The first quarter of 2022 is looking challenging for equities so far. The S&P 500 has fallen by more than 6% thus far this year after rising by 15% in the past year.

Bank of America analysts this past week warned of more “turbulence” that will rock stock markets in the near term following fast rate increases by the United States Federal Reserve to control inflation.

This could entice investors to diversify away from equities and toward commodities. From this perspective, the launch of the battery metals ETC could also be viewed as a product of the popularity of passive investment vehicles combined with the energy transition trend that economies are pursuing.

“Equity valuations have been pretty rich due to the Fed’s easing cycle during the Covid-19 era. As the Fed looks to tighten its policy, financial assets, even if they are exposed to commodities, tend to underperform commodities in this environment,” Mikanikrezai said.

As inflation and rising interest rates remain a fundamental feature of western economies this year, and with EV demand growing unabated, investors’ interest in battery metals commodities could be a growing trend in the near and mid-term.

“We could see more inflows into commodity funds in the next 18 months and [the GPF] ETF could benefit from a possible surge in investment flows into commodities as investors rebalance their portfolios,” Mikanikrezai said.

Cristina Belda in London contributed to this article.
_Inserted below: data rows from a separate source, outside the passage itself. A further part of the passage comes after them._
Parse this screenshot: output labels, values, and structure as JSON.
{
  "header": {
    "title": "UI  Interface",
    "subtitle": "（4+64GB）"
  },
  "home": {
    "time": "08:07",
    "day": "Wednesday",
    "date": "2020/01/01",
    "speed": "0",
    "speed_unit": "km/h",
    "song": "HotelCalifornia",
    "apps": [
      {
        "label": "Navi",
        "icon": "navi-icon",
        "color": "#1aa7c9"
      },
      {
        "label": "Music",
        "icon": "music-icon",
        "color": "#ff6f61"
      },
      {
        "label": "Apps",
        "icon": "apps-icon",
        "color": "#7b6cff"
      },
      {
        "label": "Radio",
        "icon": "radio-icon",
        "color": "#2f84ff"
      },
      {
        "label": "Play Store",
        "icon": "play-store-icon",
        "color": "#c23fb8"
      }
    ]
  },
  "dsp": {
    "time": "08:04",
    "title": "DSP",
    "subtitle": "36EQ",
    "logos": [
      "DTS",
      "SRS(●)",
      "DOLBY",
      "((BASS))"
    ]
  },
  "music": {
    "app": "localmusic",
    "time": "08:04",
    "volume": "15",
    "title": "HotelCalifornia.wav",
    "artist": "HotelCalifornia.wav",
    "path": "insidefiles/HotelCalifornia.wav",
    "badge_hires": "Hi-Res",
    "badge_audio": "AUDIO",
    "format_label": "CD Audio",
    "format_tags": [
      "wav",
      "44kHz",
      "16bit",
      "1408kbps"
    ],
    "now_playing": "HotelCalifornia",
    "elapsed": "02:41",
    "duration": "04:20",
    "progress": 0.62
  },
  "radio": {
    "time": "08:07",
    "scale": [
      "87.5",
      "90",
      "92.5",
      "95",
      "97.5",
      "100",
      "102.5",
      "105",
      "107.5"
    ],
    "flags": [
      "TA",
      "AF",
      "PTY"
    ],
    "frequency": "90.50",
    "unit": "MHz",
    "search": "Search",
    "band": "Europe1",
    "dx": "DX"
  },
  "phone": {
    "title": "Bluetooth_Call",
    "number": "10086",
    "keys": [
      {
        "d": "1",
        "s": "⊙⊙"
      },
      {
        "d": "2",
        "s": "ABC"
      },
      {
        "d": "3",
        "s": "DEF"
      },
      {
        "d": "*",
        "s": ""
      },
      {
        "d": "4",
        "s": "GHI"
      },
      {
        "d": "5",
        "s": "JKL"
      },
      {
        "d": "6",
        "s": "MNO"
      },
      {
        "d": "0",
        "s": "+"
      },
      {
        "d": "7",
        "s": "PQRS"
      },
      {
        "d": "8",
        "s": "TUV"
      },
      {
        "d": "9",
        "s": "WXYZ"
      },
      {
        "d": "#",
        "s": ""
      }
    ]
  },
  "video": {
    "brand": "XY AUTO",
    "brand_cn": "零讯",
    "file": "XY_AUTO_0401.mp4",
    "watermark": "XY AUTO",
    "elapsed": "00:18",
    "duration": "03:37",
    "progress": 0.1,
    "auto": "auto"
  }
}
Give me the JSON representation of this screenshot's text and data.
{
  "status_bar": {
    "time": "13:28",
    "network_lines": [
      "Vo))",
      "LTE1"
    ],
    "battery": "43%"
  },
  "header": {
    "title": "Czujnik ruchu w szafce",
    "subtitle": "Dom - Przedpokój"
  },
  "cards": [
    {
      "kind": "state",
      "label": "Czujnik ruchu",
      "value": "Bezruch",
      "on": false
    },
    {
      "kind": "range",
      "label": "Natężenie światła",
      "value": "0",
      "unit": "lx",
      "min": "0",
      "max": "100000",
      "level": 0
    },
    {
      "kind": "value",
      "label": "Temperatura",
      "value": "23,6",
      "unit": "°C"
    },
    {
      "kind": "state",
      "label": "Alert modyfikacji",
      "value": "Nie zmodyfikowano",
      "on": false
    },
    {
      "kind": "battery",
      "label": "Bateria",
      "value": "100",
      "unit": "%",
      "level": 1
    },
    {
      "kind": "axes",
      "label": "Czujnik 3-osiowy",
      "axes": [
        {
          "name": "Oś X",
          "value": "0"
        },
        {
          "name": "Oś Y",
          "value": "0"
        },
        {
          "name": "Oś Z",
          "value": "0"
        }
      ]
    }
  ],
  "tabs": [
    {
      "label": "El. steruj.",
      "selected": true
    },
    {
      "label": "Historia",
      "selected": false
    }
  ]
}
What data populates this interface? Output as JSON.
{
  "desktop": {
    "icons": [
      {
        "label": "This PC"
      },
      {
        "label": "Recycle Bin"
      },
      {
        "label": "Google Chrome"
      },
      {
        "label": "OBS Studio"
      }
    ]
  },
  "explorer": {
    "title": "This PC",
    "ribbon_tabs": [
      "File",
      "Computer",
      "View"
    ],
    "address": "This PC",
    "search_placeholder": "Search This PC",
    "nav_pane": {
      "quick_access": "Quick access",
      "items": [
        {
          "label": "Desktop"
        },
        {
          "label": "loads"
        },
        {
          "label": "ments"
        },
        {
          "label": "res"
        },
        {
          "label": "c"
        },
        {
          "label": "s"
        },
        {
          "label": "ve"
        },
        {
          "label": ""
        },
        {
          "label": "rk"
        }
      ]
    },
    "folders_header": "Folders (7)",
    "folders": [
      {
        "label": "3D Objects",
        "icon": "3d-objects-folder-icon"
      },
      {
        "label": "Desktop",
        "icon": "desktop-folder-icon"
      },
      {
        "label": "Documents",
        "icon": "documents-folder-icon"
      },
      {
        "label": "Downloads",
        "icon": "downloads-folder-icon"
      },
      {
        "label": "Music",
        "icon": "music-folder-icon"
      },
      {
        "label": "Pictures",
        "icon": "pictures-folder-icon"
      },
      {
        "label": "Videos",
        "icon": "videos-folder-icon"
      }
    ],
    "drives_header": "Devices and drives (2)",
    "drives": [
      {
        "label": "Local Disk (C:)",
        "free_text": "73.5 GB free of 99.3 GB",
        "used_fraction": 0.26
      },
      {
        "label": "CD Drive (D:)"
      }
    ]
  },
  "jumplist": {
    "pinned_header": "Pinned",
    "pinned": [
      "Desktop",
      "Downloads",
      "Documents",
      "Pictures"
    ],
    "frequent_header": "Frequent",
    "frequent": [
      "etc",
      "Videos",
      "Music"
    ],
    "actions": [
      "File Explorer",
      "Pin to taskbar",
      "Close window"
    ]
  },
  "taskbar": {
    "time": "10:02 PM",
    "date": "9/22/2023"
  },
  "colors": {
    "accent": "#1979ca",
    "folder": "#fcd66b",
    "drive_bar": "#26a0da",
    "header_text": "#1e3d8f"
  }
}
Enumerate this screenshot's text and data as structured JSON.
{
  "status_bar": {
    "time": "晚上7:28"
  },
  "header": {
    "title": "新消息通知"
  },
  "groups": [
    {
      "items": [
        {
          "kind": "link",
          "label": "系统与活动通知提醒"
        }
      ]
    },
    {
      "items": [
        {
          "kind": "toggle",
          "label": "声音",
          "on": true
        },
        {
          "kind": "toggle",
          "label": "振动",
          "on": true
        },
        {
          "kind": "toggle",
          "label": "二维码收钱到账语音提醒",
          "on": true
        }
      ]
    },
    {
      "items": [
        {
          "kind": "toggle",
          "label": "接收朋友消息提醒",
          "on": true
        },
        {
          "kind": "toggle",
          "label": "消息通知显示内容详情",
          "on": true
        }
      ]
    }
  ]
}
What to read next
The publication of Fastmarkets’ MB-CO-0004 cobalt alloy grade, in-whs Rotterdam and MB-CO-0005 cobalt standard grade, in-whs Rotterdam assessments for Friday July 12 were delayed because of a technical error. Fastmarkets’ pricing database has been updated.
Chinese export prices for light rare earth products were unchanged for the fourth consecutive week on Thursday July 11, with suppliers firmly rejecting further price cuts, but low demand continued to pull down prices for heavy rare earth products used in magnets
Major Chinese lithium producers Ganfeng Lithium Group and Tianqi Lithium Corp have issued profit warnings on Tuesday July 9 due to the ongoing decline in lithium prices since early 2023
The US government will impose tariffs on steel and aluminium shipped from Mexico that were made elsewhere, in a bid to curb trans-shipment and excess production, the White House said in a statement on Wednesday July 10, a move widely applauded by the pair of metals industries
Norway-based aluminium producer Hydro and German car manufacturer Porsche signed a long-term agreement on Tuesday July 9 for supply of low-carbon aluminium to further decarbonize the supply chain of Porsche’s sports cars. The agreement follows the letter of intent signed in April
Fastmarkets has corrected the rationales for its MB-LI-0033 lithium hydroxide monohydrate LiOH.H2O 56.5% LiOH min, battery grade, spot price cif China, Japan & Korea and MB-LI-0029 lithium carbonate 99.5% Li2CO3 min, battery grade, spot prices cif China, Japan & Korea, which were published incorrectly on Tuesday July 9.